Writing Center Faculty


Lee Gibson

In my work with students in the Writing Center, I like to focus on the details of sentence- and paragraph-level composition, as I find that many students receive little to no instruction in these aspects of writing before they arrive at the university. These “nitpicky details,” as some people unwisely dismiss them, are in fact the most important elements of any student’s essay, and students will succeed as writers to the degree they learn to pay attention to them. Pay attention to how you present your ideas, and most of the time your ideas will take care of themselves. Remember that you can have the best ideas in the world, but if you cannot present them clearly and concisely and in a way that someone else can understand then you might as well not have them at all. 

Mary Kay Jackman

After teaching writing for many years, I'm now writing silly mysteries with a friend and having more fun than a fly in a jam jar.  Besides loving to write, I enjoy showing others how easy it is when they learn to trust themselves with words.

Pauline Newton

I enjoy one-on-one time with students outside of the classroom; since I’m not their instructor, this allows me to offer “neutral” input. I help students brainstorm, work on annotated bibliographies, and flesh out paragraphs fully. Our bodies may age, but, as writers, our brains can remain pliable as we learn a stronger way to make an introduction or a better-sounding means to represent an idea.

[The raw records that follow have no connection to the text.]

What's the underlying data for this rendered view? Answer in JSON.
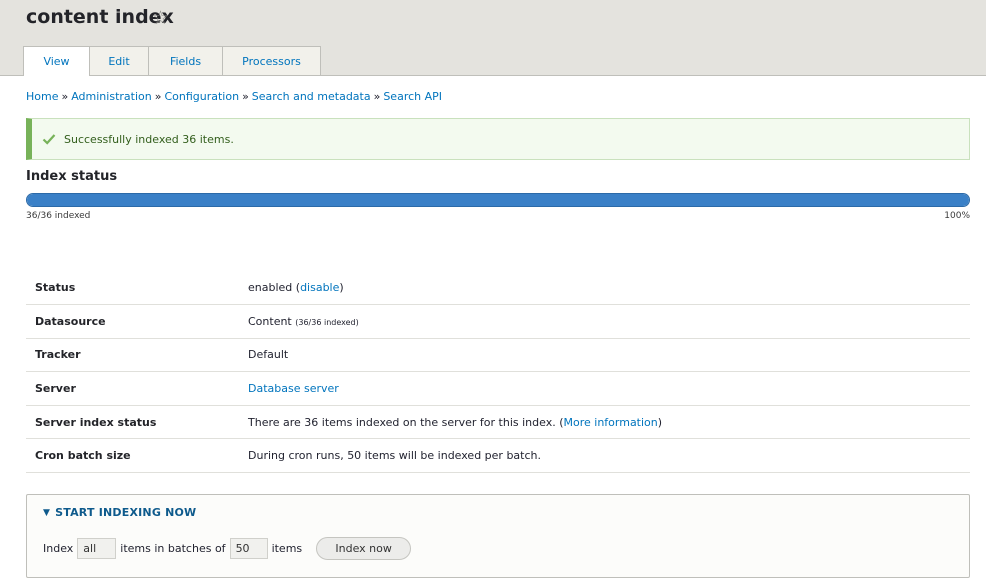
{
  "header": {
    "title": "content index",
    "favorite_icon": "star-outline-icon"
  },
  "tabs": [
    {
      "label": "View",
      "active": true
    },
    {
      "label": "Edit",
      "active": false
    },
    {
      "label": "Fields",
      "active": false
    },
    {
      "label": "Processors",
      "active": false
    }
  ],
  "breadcrumb": {
    "separator": "»",
    "items": [
      "Home",
      "Administration",
      "Configuration",
      "Search and metadata",
      "Search API"
    ]
  },
  "message": {
    "icon": "check-icon",
    "text": "Successfully indexed 36 items."
  },
  "index_status": {
    "title": "Index status",
    "progress_fraction": 1.0,
    "indexed_label": "36/36 indexed",
    "percent_label": "100%"
  },
  "details": {
    "status": {
      "label": "Status",
      "value_prefix": "enabled (",
      "link": "disable",
      "value_suffix": ")"
    },
    "datasource": {
      "label": "Datasource",
      "value": "Content",
      "detail": "(36/36 indexed)"
    },
    "tracker": {
      "label": "Tracker",
      "value": "Default"
    },
    "server": {
      "label": "Server",
      "link": "Database server"
    },
    "server_index_status": {
      "label": "Server index status",
      "value_prefix": "There are 36 items indexed on the server for this index. (",
      "link": "More information",
      "value_suffix": ")"
    },
    "cron_batch_size": {
      "label": "Cron batch size",
      "value": "During cron runs, 50 items will be indexed per batch."
    }
  },
  "indexing": {
    "legend": "START INDEXING NOW",
    "legend_icon": "triangle-down-icon",
    "label_index": "Index",
    "count_value": "all",
    "label_batches": "items in batches of",
    "batch_value": "50",
    "label_items": "items",
    "button_label": "Index now"
  },
  "colors": {
    "link": "#0074bd",
    "success_border": "#77b259",
    "progress_fill": "#3a80c7",
    "header_bg": "#e4e3de"
  }
}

If you’re looking for that secret on how to become a better writer, there’s no shortcut, but, as William Faulkner once said, in order to become a strong writer, you must “Read, read, read.”

Kristen Polster

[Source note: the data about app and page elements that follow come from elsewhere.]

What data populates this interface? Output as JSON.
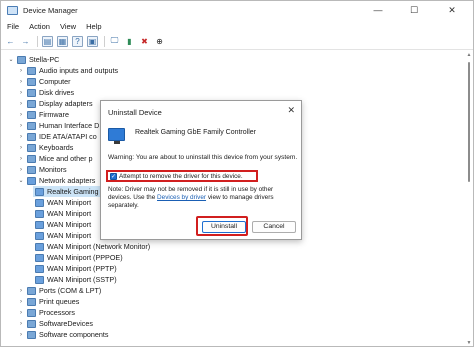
{
  "window": {
    "title": "Device Manager",
    "minimize": "—",
    "maximize": "☐",
    "close": "✕"
  },
  "menu": [
    "File",
    "Action",
    "View",
    "Help"
  ],
  "toolbar": {
    "icons": [
      "back-arrow-icon",
      "forward-arrow-icon",
      "properties-icon",
      "document-icon",
      "help-icon",
      "view-icon",
      "monitor-icon",
      "update-driver-icon",
      "uninstall-red-x-icon",
      "download-icon"
    ]
  },
  "tree": {
    "root": "Stella-PC",
    "items": [
      {
        "label": "Audio inputs and outputs",
        "chev": "›"
      },
      {
        "label": "Computer",
        "chev": "›"
      },
      {
        "label": "Disk drives",
        "chev": "›"
      },
      {
        "label": "Display adapters",
        "chev": "›"
      },
      {
        "label": "Firmware",
        "chev": "›"
      },
      {
        "label": "Human Interface D",
        "chev": "›"
      },
      {
        "label": "IDE ATA/ATAPI co",
        "chev": "›"
      },
      {
        "label": "Keyboards",
        "chev": "›"
      },
      {
        "label": "Mice and other p",
        "chev": "›"
      },
      {
        "label": "Monitors",
        "chev": "›"
      },
      {
        "label": "Network adapters",
        "chev": "⌄"
      }
    ],
    "network_children": [
      "Realtek Gaming",
      "WAN Miniport",
      "WAN Miniport",
      "WAN Miniport",
      "WAN Miniport",
      "WAN Miniport (Network Monitor)",
      "WAN Miniport (PPPOE)",
      "WAN Miniport (PPTP)",
      "WAN Miniport (SSTP)"
    ],
    "after": [
      {
        "label": "Ports (COM & LPT)",
        "chev": "›"
      },
      {
        "label": "Print queues",
        "chev": "›"
      },
      {
        "label": "Processors",
        "chev": "›"
      },
      {
        "label": "SoftwareDevices",
        "chev": "›"
      },
      {
        "label": "Software components",
        "chev": "›"
      }
    ]
  },
  "dialog": {
    "title": "Uninstall Device",
    "close": "✕",
    "device_name": "Realtek Gaming GbE Family Controller",
    "warning": "Warning: You are about to uninstall this device from your system.",
    "checkbox_label": "Attempt to remove the driver for this device.",
    "checkbox_checked": "✓",
    "note_before": "Note: Driver may not be removed if it is still in use by other devices. Use the ",
    "note_link": "Devices by driver",
    "note_after": " view to manage drivers separately.",
    "uninstall_button": "Uninstall",
    "cancel_button": "Cancel"
  },
  "colors": {
    "highlight": "#d11f1f",
    "accent": "#1f6fd0",
    "selection": "#cce4f7"
  }
}
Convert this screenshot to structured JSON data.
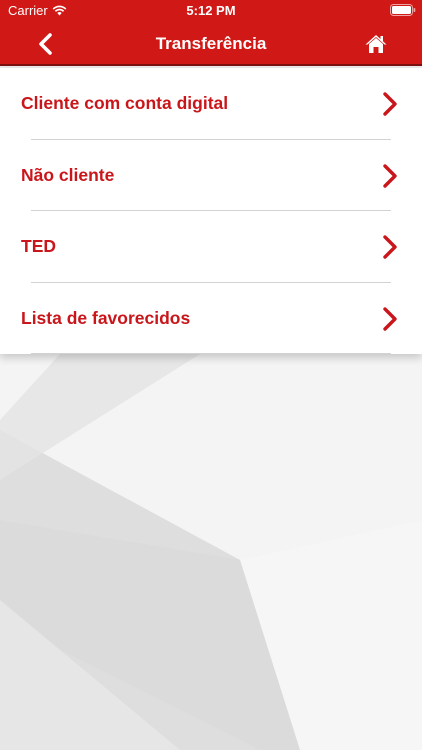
{
  "status_bar": {
    "carrier": "Carrier",
    "time": "5:12 PM",
    "wifi_icon": "wifi-icon",
    "battery_icon": "battery-icon"
  },
  "nav": {
    "title": "Transferência",
    "back_icon": "chevron-left-icon",
    "home_icon": "home-icon",
    "color": "#d01916"
  },
  "menu": {
    "accent_color": "#c9161a",
    "items": [
      {
        "label": "Cliente com conta digital",
        "icon": "chevron-right-icon"
      },
      {
        "label": "Não cliente",
        "icon": "chevron-right-icon"
      },
      {
        "label": "TED",
        "icon": "chevron-right-icon"
      },
      {
        "label": "Lista de favorecidos",
        "icon": "chevron-right-icon"
      }
    ]
  }
}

B.A. from SMU in 1993, and after a few years of teaching high school English pursued a teaching fellowship to earn M.A. in English from SMU, and later a PhD in English from the University of North Texas.  Have been teaching in the writing program at SMU since 2001 and have enjoyed working with students in the Writing Center since 2008.  I believe all students can (and should!) learn to write well and gain confidence in their writing abilities.

Richard Treat

Having had the opportunity to teach second-language learners in the United States as well as students in Mexico, Morocco, and South Korea, one of my favorite things is having the opportunity to work with people from different cultural backgrounds.  I particularly enjoy working one-on-one with students to help them become better writers because I can focus on their individual needs and often witness a visible change in short period of time.  As a lecturer in the Discernment and Discourse program, I look forward to working with the international students both in the classroom and at the A-LEC.